Only a number is wanted here, namely how many lines of the data contain the string "Balance".

> _Website and app data records_:
++++++

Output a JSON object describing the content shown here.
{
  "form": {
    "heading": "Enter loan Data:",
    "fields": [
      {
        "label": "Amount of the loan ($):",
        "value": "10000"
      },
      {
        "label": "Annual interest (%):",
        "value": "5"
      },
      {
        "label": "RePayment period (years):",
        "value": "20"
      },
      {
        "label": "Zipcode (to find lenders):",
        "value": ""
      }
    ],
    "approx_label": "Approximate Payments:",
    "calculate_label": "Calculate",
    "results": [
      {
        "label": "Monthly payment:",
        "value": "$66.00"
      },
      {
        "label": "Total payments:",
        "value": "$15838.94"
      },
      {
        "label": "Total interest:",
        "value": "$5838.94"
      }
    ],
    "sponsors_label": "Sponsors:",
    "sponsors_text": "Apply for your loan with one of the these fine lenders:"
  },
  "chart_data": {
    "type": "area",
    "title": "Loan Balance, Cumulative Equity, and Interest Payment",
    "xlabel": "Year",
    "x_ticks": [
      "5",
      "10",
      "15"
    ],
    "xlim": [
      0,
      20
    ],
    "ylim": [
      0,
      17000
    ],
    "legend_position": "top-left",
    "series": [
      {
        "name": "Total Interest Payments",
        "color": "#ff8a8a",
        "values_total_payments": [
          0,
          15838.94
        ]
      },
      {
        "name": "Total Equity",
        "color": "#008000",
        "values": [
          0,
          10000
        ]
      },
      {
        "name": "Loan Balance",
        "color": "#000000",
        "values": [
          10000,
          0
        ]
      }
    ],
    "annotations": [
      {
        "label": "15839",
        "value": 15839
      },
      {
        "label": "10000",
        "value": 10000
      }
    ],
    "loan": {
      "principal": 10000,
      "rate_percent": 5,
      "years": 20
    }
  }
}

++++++

> _Response box_: 2